McCain to Make Major Investment in Upgrading UK Plant
McCain Foods has unveiled plans to invest £100 million in modernizing its potato processing plant in Scarborough, England. The news has been well received by workers and the community, as less than two months ago the company announced that it would shut down on-site cold storage and dry warehousing operations at the site in favor of outsourcing logistics services to a third party.
In addition to numerous equipment upgrades, the proposal calls for installation of state-of-the-art odor reduction technology and an anaerobic digestion system designed to efficiently break down biodegradable waste and generate renewable energy. Extensive landscaping around the perimeter of the factory is also part of the project.

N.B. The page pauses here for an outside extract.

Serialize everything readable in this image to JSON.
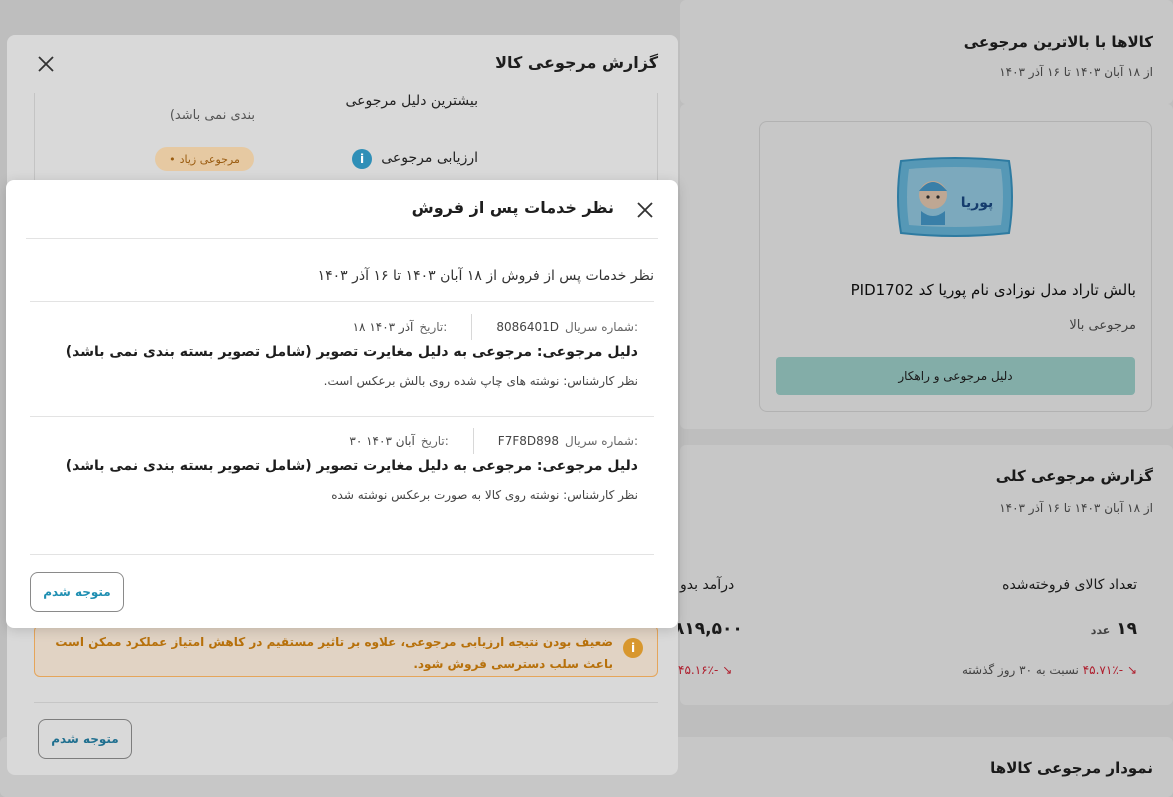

“This proposal certainly secures our operations in Scarborough and continued employment in the area for decades to come,” said Bill Bartlett, corporate affairs director. “This is a significant investment for McCain, and one that will allow us to meet the ongoing increased demand for our products, address long-term capacity and capability opportunities and deliver the latest technology and broader environmental benefits.”

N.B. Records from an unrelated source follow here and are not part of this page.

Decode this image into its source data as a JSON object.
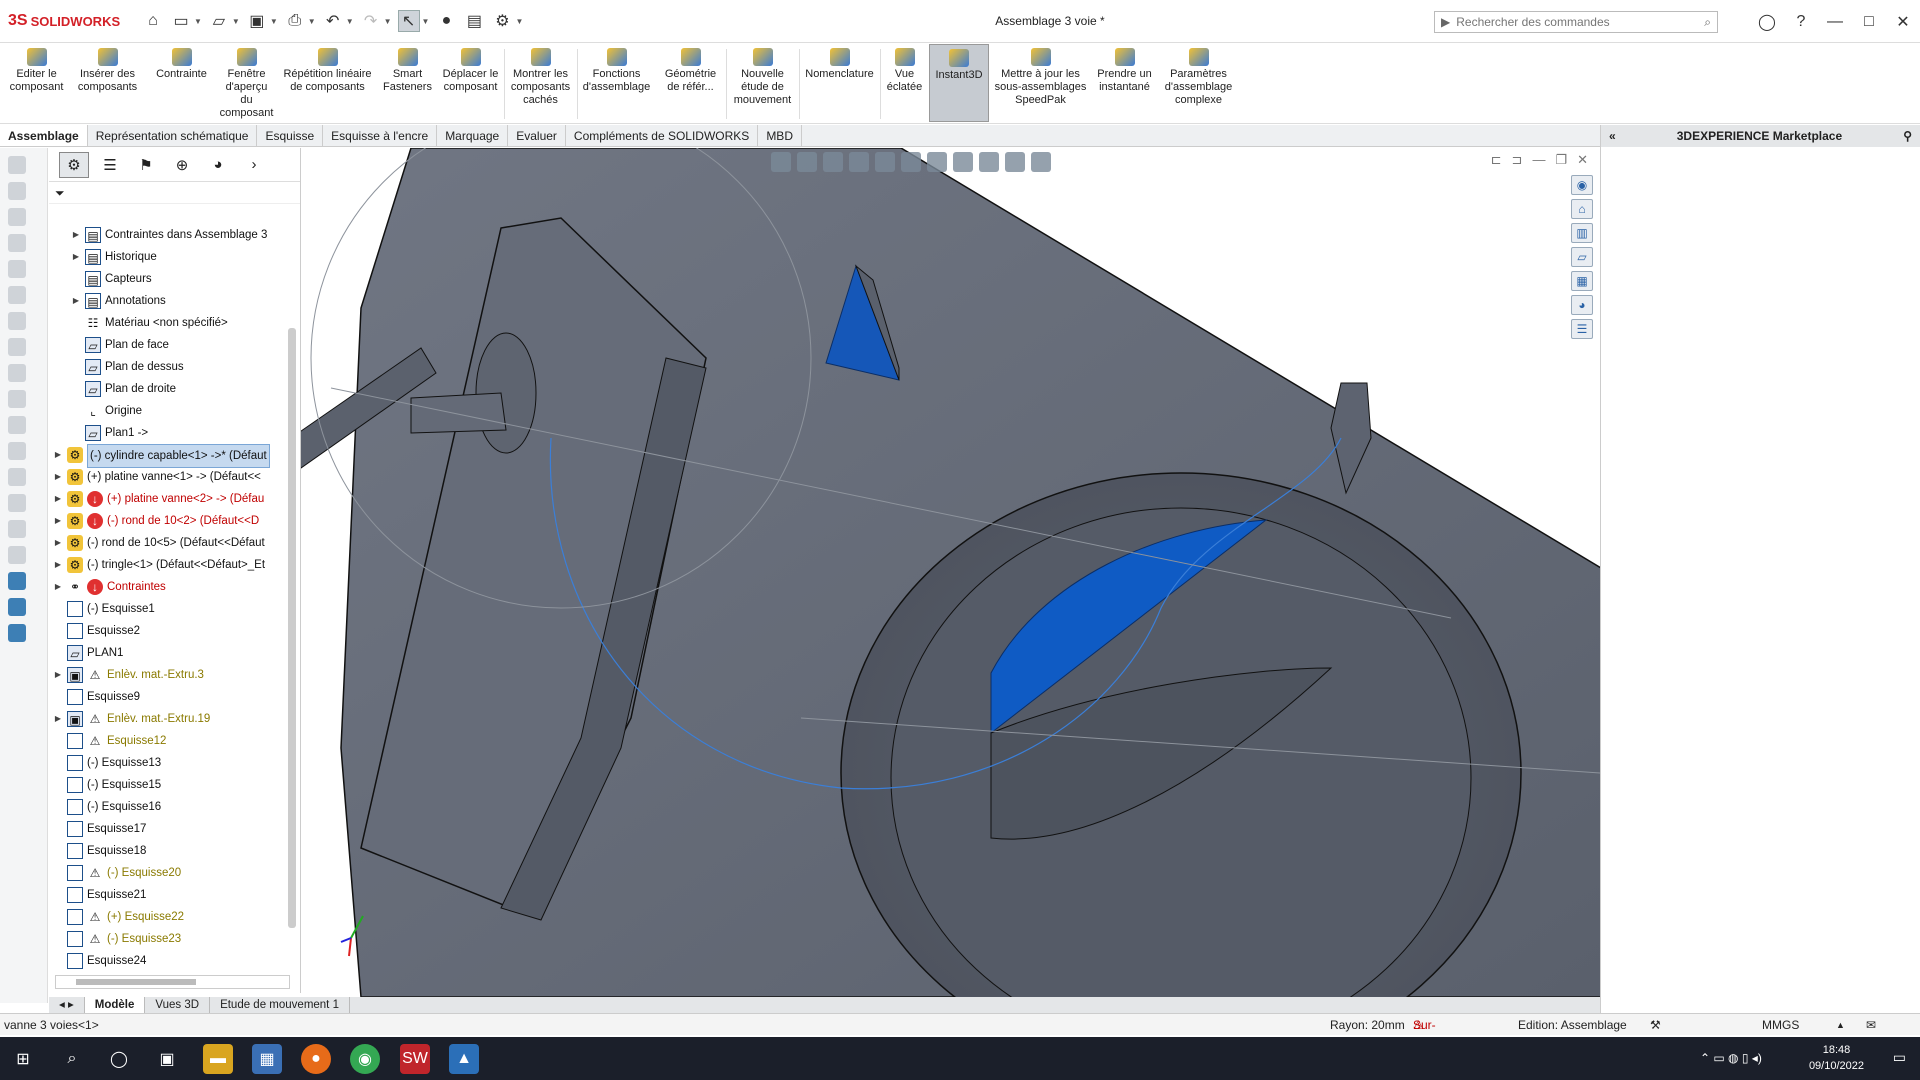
{
  "app": {
    "brand_ds": "3S",
    "brand_name": "SOLIDWORKS",
    "window_title": "Assemblage 3 voie *"
  },
  "search": {
    "placeholder": "Rechercher des commandes"
  },
  "ribbon": {
    "buttons": [
      "Editer le composant",
      "Insérer des composants",
      "Contrainte",
      "Fenêtre d'aperçu du composant",
      "Répétition linéaire de composants",
      "Smart Fasteners",
      "Déplacer le composant",
      "Montrer les composants cachés",
      "Fonctions d'assemblage",
      "Géométrie de référ...",
      "Nouvelle étude de mouvement",
      "Nomenclature",
      "Vue éclatée",
      "Instant3D",
      "Mettre à jour les sous-assemblages SpeedPak",
      "Prendre un instantané",
      "Paramètres d'assemblage complexe"
    ],
    "active_index": 13
  },
  "tabs": [
    "Assemblage",
    "Représentation schématique",
    "Esquisse",
    "Esquisse à l'encre",
    "Marquage",
    "Evaluer",
    "Compléments de SOLIDWORKS",
    "MBD"
  ],
  "tree": {
    "items": [
      {
        "label": "Contraintes dans Assemblage 3",
        "kind": "folder",
        "level": 1,
        "exp": true
      },
      {
        "label": "Historique",
        "kind": "folder",
        "level": 1,
        "exp": true
      },
      {
        "label": "Capteurs",
        "kind": "folder",
        "level": 1
      },
      {
        "label": "Annotations",
        "kind": "folder",
        "level": 1,
        "exp": true
      },
      {
        "label": "Matériau <non spécifié>",
        "kind": "mat",
        "level": 1
      },
      {
        "label": "Plan de face",
        "kind": "plane",
        "level": 1
      },
      {
        "label": "Plan de dessus",
        "kind": "plane",
        "level": 1
      },
      {
        "label": "Plan de droite",
        "kind": "plane",
        "level": 1
      },
      {
        "label": "Origine",
        "kind": "origin",
        "level": 1
      },
      {
        "label": "Plan1 ->",
        "kind": "plane",
        "level": 1
      },
      {
        "label": "(-) cylindre capable<1> ->* (Défaut",
        "kind": "part",
        "level": 0,
        "exp": true,
        "sel": true
      },
      {
        "label": "(+) platine vanne<1> -> (Défaut<<",
        "kind": "part",
        "level": 0,
        "exp": true
      },
      {
        "label": "(+) platine vanne<2> -> (Défau",
        "kind": "part-err",
        "level": 0,
        "exp": true,
        "red": true
      },
      {
        "label": "(-) rond de 10<2> (Défaut<<D",
        "kind": "part-err",
        "level": 0,
        "exp": true,
        "red": true
      },
      {
        "label": "(-) rond de 10<5> (Défaut<<Défaut",
        "kind": "part",
        "level": 0,
        "exp": true
      },
      {
        "label": "(-) tringle<1> (Défaut<<Défaut>_Et",
        "kind": "part",
        "level": 0,
        "exp": true
      },
      {
        "label": "Contraintes",
        "kind": "mates-err",
        "level": 0,
        "exp": true,
        "red": true
      },
      {
        "label": "(-) Esquisse1",
        "kind": "sketch",
        "level": 0
      },
      {
        "label": "Esquisse2",
        "kind": "sketch",
        "level": 0
      },
      {
        "label": "PLAN1",
        "kind": "plane",
        "level": 0
      },
      {
        "label": "Enlèv. mat.-Extru.3",
        "kind": "cut-warn",
        "level": 0,
        "exp": true,
        "warn": true
      },
      {
        "label": "Esquisse9",
        "kind": "sketch",
        "level": 0
      },
      {
        "label": "Enlèv. mat.-Extru.19",
        "kind": "cut-warn",
        "level": 0,
        "exp": true,
        "warn": true
      },
      {
        "label": "Esquisse12",
        "kind": "sketch-warn",
        "level": 0,
        "warn": true
      },
      {
        "label": "(-) Esquisse13",
        "kind": "sketch",
        "level": 0
      },
      {
        "label": "(-) Esquisse15",
        "kind": "sketch",
        "level": 0
      },
      {
        "label": "(-) Esquisse16",
        "kind": "sketch",
        "level": 0
      },
      {
        "label": "Esquisse17",
        "kind": "sketch",
        "level": 0
      },
      {
        "label": "Esquisse18",
        "kind": "sketch",
        "level": 0
      },
      {
        "label": "(-) Esquisse20",
        "kind": "sketch-warn",
        "level": 0,
        "warn": true
      },
      {
        "label": "Esquisse21",
        "kind": "sketch",
        "level": 0
      },
      {
        "label": "(+) Esquisse22",
        "kind": "sketch-warn",
        "level": 0,
        "warn": true
      },
      {
        "label": "(-) Esquisse23",
        "kind": "sketch-warn",
        "level": 0,
        "warn": true
      },
      {
        "label": "Esquisse24",
        "kind": "sketch",
        "level": 0
      }
    ]
  },
  "bottom_tabs": [
    "Modèle",
    "Vues 3D",
    "Etude de mouvement 1"
  ],
  "status": {
    "left": "vanne 3 voies<1>",
    "radius": "Rayon: 20mm",
    "constraint": "Sur-contraint",
    "mode": "Edition: Assemblage",
    "units": "MMGS"
  },
  "taskpane": {
    "title": "3DEXPERIENCE Marketplace"
  },
  "clock": {
    "time": "18:48",
    "date": "09/10/2022"
  },
  "colors": {
    "accent": "#1f6fd0",
    "model_gray": "#5e6470",
    "error": "#c00000",
    "brand": "#d32027"
  }
}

McCain Foods, which opened the Scarborough facility in 1969 as the first of four frozen french fry and potato specialty manufacturing plants in the United Kingdom, ranks as the area’s largest private employer. The company does business with more than 200 suppliers in the region and is the largest purchaser of British potatoes, buying approximately 15% of the annual potato crop from over 300 growers.
“This is an extremely significant announcement from McCain, which cements the company’s commitment to Scarborough and the Yorkshire coast, and from which our area’s economy stands to benefit massively,” said Derek J. Bastiman, leader of Scarborough Borough Council. “An investment of such magnitude will have a hugely positive impact on the local job market and supply chain, which in turn will benefit many other businesses and local families.”

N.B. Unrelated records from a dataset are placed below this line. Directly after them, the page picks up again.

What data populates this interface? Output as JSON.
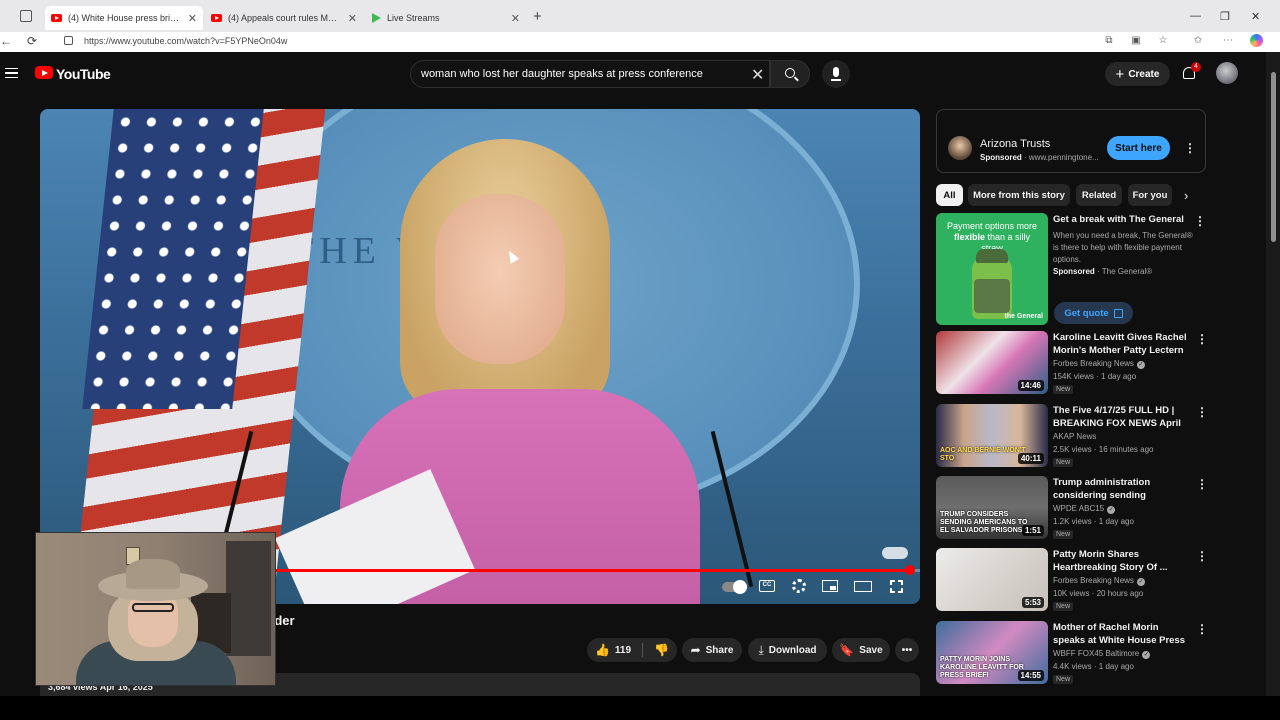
{
  "browser": {
    "tabs": [
      {
        "label": "(4) White House press briefing: Pa",
        "active": true
      },
      {
        "label": "(4) Appeals court rules MD man d",
        "active": false
      },
      {
        "label": "Live Streams",
        "active": false
      }
    ],
    "url": "https://www.youtube.com/watch?v=F5YPNeOn04w",
    "new_tab": "+",
    "controls": {
      "minimize": "—",
      "maximize": "❐",
      "close": "✕"
    },
    "nav": {
      "back": "←",
      "reload": "⟳"
    }
  },
  "masthead": {
    "logo_text": "YouTube",
    "search_value": "woman who lost her daughter speaks at press conference",
    "search_clear": "✕",
    "create_label": "Create",
    "create_plus": "+",
    "notification_count": "4"
  },
  "video": {
    "seal_text": "THE W          USE",
    "progress_fraction": 0.985,
    "title": "h shares story of her daughter's murder",
    "likes": "119",
    "like_icon": "👍",
    "dislike_icon": "👎",
    "share_label": "Share",
    "share_icon": "➦",
    "download_label": "Download",
    "download_icon": "⤓",
    "save_label": "Save",
    "save_icon": "🔖",
    "more_icon": "•••",
    "cc_label": "CC",
    "meta": "3,684 views  Apr 16, 2025"
  },
  "sidebar": {
    "ad": {
      "title": "Arizona Trusts",
      "sponsored": "Sponsored",
      "domain": "www.penningtone...",
      "cta": "Start here"
    },
    "chips": [
      "All",
      "More from this story",
      "Related",
      "For you"
    ],
    "chip_next": "›",
    "promo": {
      "thumb_text_1": "Payment options more ",
      "thumb_text_bold": "flexible",
      "thumb_text_2": " than a silly straw",
      "brand_mark": "the General",
      "title": "Get a break with The General",
      "desc": "When you need a break, The General® is there to help with flexible payment options.",
      "sponsored": "Sponsored",
      "advertiser": "· The General®",
      "cta": "Get quote"
    },
    "videos": [
      {
        "title": "Karoline Leavitt Gives Rachel Morin's Mother Patty Lectern T...",
        "channel": "Forbes Breaking News",
        "verified": true,
        "meta": "154K views · 1 day ago",
        "badge": "New",
        "duration": "14:46",
        "caption": ""
      },
      {
        "title": "The Five 4/17/25 FULL HD | BREAKING FOX NEWS April 17...",
        "channel": "AKAP News",
        "verified": false,
        "meta": "2.5K views · 16 minutes ago",
        "badge": "New",
        "duration": "40:11",
        "caption": "AOC AND BERNIE WON'T STO"
      },
      {
        "title": "Trump administration considering sending American...",
        "channel": "WPDE ABC15",
        "verified": true,
        "meta": "1.2K views · 1 day ago",
        "badge": "New",
        "duration": "1:51",
        "caption": "TRUMP CONSIDERS SENDING AMERICANS TO EL SALVADOR PRISONS"
      },
      {
        "title": "Patty Morin Shares Heartbreaking Story Of ...",
        "channel": "Forbes Breaking News",
        "verified": true,
        "meta": "10K views · 20 hours ago",
        "badge": "New",
        "duration": "5:53",
        "caption": ""
      },
      {
        "title": "Mother of Rachel Morin speaks at White House Press Briefing",
        "channel": "WBFF FOX45 Baltimore",
        "verified": true,
        "meta": "4.4K views · 1 day ago",
        "badge": "New",
        "duration": "14:55",
        "caption": "PATTY MORIN JOINS KAROLINE LEAVITT FOR PRESS BRIEFI"
      }
    ]
  },
  "colors": {
    "background": "#0f0f0f",
    "accent_red": "#ff0000",
    "link_blue": "#3ea6ff",
    "chip_bg": "#272727"
  }
}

McCain Foods will submit full plans for the project after March 24, following a period of soliciting public comment and input from local officials. Assuming the project wins approval, work is expected to begin this summer and be completed within three years.